"We just opened up Europe for you farmers," Trump told backers in Iowa before traveling to a reopened steel plant in Illinois to say that tariffs on steel and aluminum are leading to revivals of those industries.
"We've got aluminum coming out good, we've got steel coming out beyond good," Trump said during a trade speech in Granite City, Ill.
Farmers, however, have criticized Trump tariffs affecting their products, and Republicans are concerned that a depression of agriculture votes could cost the GOP control of Congress in November. They say that Chinese retaliatory tariffs in particular are hurting prices for soybeans, pork and other agricultural products.
Seeking to quell unrest, the White House this week announced a package of $12 billion in aid to farmers being hurt by the trade wars. Republican lawmakers, however, denounced that plan as welfare, and said the best solution to farmers' troubles is to simply eliminate the tariffs.
While discussing trade during a workforce development conference at Northeast Iowa Community College in Peosta, Trump said, "The farmers love me; they voted for me."
At one point brandishing a campaign-style red hat that said "Make Our Farmers Great Again," Trump touted new trade talks with Europe and said his tariffs are designed to force countries like China to change what he called unfair trade practices.
China and European countries have retaliated with their own tariffs on U.S. products, Trump acknowledged, and farmers in particular are saying that the penalties are hurting sales.
Republicans and others have told Trump that the tariff wars are starting to hurt business people, including farmers and other key sources of votes in the November congressional elections.
"People are making their voices heard with this White House about the negative impact of tariffs, and the potential for greater negative impact," said Kevin Madden, a Republican consultant who has worked with private companies to promote free trade.
A coalition of conservative groups, including the National Taxpayers Union and Club for Growth, are urging Trump to pull back.
Tariffs "act as a tax on American consumers, raise costs for our manufacturers and drive our jobs to other countries," these groups wrote in an op-ed for USA TODAY.
They could also hurt Republicans at the ballot box, no small thing as the GOP faces the possible loss of House and Senate majorities in the November elections.
Trump said the trade rivals are directing their tariffs toward certain products in pivotal political states, seeking to hurt him with voters.
"It's not nice what they're doing," Trump said.
Trump visited Iowa and Illinois a day after proclaiming new talks with European Union officials about eliminating all trade barriers between the U.S. and Europe.

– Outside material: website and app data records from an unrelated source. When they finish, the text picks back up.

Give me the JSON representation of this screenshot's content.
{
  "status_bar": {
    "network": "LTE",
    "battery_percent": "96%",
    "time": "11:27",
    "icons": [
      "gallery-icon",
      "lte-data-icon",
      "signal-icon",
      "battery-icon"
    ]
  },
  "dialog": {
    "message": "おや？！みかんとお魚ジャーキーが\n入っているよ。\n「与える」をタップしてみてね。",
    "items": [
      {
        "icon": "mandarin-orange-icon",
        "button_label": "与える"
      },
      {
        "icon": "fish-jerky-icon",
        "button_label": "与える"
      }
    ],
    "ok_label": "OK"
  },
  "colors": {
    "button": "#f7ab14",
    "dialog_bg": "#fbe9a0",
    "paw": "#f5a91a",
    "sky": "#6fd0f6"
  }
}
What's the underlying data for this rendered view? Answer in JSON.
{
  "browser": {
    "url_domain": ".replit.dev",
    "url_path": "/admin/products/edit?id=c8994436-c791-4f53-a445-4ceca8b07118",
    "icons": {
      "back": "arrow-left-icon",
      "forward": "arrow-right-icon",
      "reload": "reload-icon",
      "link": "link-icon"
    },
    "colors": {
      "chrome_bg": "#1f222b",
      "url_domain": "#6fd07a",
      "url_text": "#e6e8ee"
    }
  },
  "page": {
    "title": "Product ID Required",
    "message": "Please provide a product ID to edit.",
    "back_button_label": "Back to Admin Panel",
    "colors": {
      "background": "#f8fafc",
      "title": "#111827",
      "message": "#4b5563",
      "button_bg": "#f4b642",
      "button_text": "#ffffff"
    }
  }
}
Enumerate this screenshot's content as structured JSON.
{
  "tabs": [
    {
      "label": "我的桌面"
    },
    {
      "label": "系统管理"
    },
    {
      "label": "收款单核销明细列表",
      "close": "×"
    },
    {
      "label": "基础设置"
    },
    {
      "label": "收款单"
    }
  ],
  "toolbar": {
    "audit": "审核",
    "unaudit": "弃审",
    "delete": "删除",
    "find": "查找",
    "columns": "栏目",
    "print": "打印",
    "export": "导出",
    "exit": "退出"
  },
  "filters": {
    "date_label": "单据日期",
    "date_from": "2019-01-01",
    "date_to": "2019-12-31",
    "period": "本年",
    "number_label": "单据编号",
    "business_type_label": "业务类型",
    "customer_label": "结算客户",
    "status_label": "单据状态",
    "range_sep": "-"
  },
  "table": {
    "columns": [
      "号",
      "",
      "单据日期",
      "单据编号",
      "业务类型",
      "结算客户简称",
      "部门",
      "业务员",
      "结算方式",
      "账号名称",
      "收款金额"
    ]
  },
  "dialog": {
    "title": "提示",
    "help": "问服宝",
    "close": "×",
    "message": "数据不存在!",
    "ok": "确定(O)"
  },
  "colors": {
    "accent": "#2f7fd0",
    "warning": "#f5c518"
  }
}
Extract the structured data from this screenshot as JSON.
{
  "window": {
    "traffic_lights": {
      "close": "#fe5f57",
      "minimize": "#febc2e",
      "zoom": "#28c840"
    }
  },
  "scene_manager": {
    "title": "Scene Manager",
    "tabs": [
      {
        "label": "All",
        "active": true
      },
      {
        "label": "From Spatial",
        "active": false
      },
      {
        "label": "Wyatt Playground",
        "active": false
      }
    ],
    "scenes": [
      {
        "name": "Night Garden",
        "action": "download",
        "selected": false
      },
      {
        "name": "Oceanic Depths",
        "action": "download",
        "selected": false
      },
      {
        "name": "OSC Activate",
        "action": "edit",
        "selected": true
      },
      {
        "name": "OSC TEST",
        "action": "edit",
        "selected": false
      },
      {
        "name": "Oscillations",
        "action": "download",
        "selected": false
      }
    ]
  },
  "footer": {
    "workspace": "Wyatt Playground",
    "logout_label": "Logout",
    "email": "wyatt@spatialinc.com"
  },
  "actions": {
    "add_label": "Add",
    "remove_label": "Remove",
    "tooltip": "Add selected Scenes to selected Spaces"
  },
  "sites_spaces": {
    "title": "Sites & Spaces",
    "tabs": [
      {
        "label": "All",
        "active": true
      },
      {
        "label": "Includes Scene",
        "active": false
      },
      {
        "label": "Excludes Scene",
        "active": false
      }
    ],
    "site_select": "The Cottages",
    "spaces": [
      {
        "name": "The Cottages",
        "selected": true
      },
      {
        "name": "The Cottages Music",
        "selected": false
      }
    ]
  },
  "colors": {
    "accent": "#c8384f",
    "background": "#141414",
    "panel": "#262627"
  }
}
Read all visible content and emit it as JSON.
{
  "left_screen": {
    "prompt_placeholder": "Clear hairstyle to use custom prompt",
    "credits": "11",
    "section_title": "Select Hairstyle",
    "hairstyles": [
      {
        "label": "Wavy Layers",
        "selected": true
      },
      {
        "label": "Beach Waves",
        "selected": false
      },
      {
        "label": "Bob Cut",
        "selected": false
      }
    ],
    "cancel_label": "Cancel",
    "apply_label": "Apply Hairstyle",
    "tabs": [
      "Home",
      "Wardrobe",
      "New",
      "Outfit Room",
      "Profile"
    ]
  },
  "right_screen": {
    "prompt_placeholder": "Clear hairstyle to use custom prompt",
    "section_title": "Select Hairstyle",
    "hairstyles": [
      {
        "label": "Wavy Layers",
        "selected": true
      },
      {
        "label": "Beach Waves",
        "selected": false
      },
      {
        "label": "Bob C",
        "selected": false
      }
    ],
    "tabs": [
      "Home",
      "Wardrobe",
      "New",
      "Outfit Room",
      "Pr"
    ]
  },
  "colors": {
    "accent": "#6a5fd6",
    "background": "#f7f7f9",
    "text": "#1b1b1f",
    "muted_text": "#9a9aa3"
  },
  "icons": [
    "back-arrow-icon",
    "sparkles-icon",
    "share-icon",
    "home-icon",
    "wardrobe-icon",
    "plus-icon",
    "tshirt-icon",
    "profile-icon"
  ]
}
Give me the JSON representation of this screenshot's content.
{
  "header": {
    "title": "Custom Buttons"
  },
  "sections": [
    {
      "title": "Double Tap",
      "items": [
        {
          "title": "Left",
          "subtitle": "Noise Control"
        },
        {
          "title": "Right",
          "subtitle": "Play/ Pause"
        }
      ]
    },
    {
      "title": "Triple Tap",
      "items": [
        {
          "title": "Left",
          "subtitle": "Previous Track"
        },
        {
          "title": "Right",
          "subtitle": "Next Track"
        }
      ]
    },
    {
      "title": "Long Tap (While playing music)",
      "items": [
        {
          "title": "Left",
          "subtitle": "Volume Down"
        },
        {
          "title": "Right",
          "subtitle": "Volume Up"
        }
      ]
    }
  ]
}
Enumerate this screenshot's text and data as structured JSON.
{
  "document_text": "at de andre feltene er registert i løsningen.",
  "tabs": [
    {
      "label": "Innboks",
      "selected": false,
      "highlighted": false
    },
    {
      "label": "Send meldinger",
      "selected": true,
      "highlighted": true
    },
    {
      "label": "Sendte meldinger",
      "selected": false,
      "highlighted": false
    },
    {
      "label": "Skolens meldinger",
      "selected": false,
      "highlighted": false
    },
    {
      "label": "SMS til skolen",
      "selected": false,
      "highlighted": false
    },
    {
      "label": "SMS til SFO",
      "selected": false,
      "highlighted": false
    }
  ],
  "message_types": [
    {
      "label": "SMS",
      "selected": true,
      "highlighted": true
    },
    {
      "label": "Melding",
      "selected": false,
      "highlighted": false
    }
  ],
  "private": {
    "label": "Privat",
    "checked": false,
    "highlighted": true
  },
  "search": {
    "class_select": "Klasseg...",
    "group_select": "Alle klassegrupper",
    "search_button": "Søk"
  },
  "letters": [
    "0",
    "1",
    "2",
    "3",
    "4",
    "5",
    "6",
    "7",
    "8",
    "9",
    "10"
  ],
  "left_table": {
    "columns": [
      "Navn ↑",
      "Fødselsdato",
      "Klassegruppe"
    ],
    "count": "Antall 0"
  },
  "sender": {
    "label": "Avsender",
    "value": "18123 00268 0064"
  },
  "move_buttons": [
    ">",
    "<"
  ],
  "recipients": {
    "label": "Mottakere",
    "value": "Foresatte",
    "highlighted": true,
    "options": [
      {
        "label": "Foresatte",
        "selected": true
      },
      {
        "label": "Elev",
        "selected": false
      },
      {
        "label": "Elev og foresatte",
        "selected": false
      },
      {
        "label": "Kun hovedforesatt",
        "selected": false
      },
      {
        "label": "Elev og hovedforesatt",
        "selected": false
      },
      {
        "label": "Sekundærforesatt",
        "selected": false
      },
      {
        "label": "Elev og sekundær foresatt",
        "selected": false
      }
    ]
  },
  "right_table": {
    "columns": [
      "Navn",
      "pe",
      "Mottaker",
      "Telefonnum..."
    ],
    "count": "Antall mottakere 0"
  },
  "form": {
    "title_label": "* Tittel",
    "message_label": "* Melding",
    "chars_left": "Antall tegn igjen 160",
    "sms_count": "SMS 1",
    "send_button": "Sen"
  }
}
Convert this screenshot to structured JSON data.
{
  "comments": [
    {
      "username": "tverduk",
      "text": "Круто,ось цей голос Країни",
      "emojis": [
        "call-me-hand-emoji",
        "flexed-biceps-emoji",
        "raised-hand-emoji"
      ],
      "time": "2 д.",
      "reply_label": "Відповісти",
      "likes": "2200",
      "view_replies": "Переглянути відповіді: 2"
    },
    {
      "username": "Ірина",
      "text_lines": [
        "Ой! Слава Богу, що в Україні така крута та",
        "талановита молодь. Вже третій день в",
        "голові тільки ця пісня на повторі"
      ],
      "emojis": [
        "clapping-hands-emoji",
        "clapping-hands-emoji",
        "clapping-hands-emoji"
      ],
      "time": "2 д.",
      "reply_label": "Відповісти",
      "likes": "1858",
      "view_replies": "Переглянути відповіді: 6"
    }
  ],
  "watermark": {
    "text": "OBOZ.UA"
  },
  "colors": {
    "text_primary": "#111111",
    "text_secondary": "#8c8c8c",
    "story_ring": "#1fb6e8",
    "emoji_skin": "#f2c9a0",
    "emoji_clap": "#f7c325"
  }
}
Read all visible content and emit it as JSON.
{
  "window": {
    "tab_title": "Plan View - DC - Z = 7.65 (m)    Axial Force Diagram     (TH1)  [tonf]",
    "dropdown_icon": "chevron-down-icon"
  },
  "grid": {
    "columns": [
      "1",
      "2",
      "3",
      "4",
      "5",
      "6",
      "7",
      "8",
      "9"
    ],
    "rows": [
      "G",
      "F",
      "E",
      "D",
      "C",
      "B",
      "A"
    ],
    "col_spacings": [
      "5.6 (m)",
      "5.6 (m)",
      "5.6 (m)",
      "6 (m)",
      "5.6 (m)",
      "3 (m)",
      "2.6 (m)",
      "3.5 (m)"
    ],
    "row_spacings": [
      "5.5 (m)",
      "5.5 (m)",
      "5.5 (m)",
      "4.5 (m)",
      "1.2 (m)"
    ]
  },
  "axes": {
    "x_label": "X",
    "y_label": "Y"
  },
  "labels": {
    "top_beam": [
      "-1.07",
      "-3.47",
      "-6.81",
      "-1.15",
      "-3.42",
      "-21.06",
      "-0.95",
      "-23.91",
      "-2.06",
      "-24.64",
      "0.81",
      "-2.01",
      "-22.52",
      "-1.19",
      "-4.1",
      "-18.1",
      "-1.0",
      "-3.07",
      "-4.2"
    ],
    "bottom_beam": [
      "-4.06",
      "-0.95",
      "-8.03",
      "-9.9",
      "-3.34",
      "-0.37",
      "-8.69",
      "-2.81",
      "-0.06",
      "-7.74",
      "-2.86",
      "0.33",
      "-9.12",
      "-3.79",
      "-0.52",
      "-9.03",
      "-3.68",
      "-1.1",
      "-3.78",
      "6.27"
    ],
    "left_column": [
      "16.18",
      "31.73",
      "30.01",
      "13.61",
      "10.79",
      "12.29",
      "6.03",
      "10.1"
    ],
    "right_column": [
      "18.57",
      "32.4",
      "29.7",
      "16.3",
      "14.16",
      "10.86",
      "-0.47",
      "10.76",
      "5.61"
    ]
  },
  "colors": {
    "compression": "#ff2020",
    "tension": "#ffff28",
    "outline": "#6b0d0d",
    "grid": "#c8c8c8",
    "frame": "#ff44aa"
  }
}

Making the announcement following a meeting with European Commission President Jean-Claude Juncker, Trump suggested he would hold off on auto and other new tariffs against Europe as the talks took place. He also said officials would try to "resolve" existing steel and aluminum tariffs, as well as "retaliatory tariffs" in general.
In Iowa, Trump told supporters that Europe has also agreed to but more U.S. soybeans, and, "you're not going to be too angry with Trump, I can tell you."
Warning that "tariffs and bailouts" will lead to an economic meltdown, Sen. Ben Sasse, R-Neb., said "America's farmers don’t want to be paid to lose – they want to win by feeding the world."
During his daylong tour of farm country, Trump said that the economy overall is flourishing. Noting the new economic growth numbers are due out Friday, Trump said, "I don't what they are, but there are predictions from 3.8 to 5.3 (percent)."
Farm states feature a number of close House and Senate races, and could be decisive as to whether Republicans or Democrats wind up with control of Congress.
Jennifer Duffy, senior editor with The Cook Political Report, said the question is whether Republican farmers feel relief by the fall, right ahead of elections.
"If this farm aid is real and gets delivered, there may not be an issue at all," she said. "If not, and farmers don't feel President Trump is being straight with them, there could be a real problem."
Trump and advisers said he and the farmers want the same thing: A fair trading system.
"He's been pushing to get better deals, and he feels like he's getting them," said White House spokeswoman Sarah Sanders.
The critics, she said, "want to see some results – but so does the president."